Of course, love language doesn’t apply only to intimate relationships. A friend of ours was at the hospital unexpectedly this week with his wife’s emergency surgery, and David went to his side while she was under the knife to deliver a burrito. Did I mention that burritos are the sixth love language?
Joking aside, intimacy is born of the desire to test each other in relationship. You can run from the test or feel victimy about it, or you can stand your ground and summon your best self. Love language helps you stand your ground in a loving way. Yes, conflict is evolutionary. Your closest intimate relationship is designed to reveal to you unhealed pain. So stop licking your wounds, and let’s put this into practice.
Step 3: Practice Regularly Speaking Your Partner’s Love Language
This is the tricky part. Falling in love is temporary, hopefully replaced by something more mature and enduring after about two years. Part of the arc is to reconcile differences, such as learning, speaking, and becoming highly skilled at speaking your loved one’s love language.
Last weekend, I had a bad fall and bumped my head while on a business trip to San Diego. I was in a sorry state for a few hours, and my husband flew down from our home in Berkeley to be with me and bring me home. I felt so loved by his act of service. When you make the transition to speaking your partner’s love language and develop that awareness, you will each feel loved. It will fill your bank account of love, which will reset your chemistry lab of hormones.
Step 4: Take in the Awesomeness
Once you start to express love regularly in your intimate partner’s love language, take it in. Hold positive emotion a minimum of 20 seconds, as often as you can, in order to produce the new neural networks that will reset your relationship and your hormones. Dwelling in the positive changes and celebrating the wins will interrupt the addiction to adrenaline and how the ego puffs up to it.
If you want more love, be more loving and do loving things. Think loving thoughts, including forgiveness (or my favorite, forgive-ish-ness) and gratitude. These are not platitudes: they actually work. Most importantly, learn to repair your partner’s hurt feelings, and to give when it isn’t convenient – that’s intimacy and it’s a lifelong practice. (One of the wise women who has influenced me most on this account is Ellyn Bader PhD. (5)
I’ve learned that it’s important to recognize your resistance to letting go of negativity in your spousal relationship. It’s addictive, and the painbody feeds on further evidence of your beloved’s crimes (and ignores/forgets all the good stuff). See if you can let go even a little, of the old painbody identity as a depressed, angry, hard-done-by person. A little crack is all you need to let the light in.
Wishing you love and light, and someone who fluently speaks your love language!

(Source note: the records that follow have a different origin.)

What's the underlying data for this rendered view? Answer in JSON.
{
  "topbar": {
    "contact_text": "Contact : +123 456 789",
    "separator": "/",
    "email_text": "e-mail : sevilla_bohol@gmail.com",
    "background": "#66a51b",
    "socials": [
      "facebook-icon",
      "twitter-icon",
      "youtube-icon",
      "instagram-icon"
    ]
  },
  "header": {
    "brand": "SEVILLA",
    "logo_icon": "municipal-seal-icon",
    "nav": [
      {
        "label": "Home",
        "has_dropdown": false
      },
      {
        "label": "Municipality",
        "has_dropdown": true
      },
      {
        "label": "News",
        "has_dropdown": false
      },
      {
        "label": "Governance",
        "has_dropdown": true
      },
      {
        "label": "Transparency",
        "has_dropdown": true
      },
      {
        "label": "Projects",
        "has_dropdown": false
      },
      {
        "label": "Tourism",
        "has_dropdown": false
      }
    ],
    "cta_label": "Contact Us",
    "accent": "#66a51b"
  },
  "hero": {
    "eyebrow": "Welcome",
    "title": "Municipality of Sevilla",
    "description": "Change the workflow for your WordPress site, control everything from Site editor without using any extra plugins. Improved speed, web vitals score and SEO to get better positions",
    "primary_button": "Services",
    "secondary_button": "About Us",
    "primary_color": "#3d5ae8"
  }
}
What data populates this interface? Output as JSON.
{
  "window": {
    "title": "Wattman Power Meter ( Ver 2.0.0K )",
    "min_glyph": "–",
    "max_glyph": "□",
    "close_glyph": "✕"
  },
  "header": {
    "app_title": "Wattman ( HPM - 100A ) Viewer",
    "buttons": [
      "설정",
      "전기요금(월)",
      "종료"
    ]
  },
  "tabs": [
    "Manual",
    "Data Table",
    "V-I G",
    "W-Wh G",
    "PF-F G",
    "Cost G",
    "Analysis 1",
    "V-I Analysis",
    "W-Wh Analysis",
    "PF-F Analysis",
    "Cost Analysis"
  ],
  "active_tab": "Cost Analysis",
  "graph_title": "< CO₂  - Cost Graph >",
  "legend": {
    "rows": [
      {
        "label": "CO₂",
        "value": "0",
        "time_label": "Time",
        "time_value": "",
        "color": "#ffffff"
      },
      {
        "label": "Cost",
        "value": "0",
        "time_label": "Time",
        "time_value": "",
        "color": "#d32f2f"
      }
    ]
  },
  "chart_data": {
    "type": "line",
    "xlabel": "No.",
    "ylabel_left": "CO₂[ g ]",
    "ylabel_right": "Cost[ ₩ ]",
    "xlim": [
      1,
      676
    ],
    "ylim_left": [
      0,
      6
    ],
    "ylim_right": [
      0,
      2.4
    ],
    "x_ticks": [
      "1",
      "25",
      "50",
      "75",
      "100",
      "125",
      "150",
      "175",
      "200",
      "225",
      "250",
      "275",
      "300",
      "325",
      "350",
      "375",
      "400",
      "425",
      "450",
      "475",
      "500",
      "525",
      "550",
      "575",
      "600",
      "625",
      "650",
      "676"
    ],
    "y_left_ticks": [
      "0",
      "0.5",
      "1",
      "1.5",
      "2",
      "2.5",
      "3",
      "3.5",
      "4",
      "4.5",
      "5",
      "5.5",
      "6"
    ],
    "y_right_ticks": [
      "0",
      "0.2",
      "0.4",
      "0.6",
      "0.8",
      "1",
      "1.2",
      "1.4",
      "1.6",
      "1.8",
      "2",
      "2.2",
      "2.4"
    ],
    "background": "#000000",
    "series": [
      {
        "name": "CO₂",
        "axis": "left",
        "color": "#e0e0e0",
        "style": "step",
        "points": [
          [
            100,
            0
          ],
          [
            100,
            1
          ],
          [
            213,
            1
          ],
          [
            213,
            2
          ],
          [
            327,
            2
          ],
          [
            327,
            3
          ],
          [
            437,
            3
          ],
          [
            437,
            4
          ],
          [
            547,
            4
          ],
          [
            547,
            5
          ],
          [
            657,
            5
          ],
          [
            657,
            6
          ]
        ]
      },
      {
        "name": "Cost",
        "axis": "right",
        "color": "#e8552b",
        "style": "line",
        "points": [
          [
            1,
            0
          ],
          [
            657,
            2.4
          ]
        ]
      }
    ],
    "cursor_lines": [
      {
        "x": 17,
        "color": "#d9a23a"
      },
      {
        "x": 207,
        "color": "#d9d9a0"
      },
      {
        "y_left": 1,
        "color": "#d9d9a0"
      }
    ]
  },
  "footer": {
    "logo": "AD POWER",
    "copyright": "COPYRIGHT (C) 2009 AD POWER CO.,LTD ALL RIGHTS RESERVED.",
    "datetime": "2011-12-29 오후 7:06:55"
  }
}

Wierman ME, Nappi RE, Avis N, et al. Endocrine aspects of women’s sexual function. J Sex Med. 7 (1 Pt 2) (2010): 561-85. doi: 10.1111/j.1743-6109.2009.01629.x. http://www.ncbi.nlm.nih.gov/pubmed/20092453;
Shifren JL, Monz BU, Russo PA, et al. Sexual problems and distress in United States women: prevalence and correlates. Obstet Gynecol. 112 (5) (2008): 970-8. doi: 10.1097/AOG.0b013e3181898cdb. http://www.ncbi.nlm.nih.gov/pubmed/18978095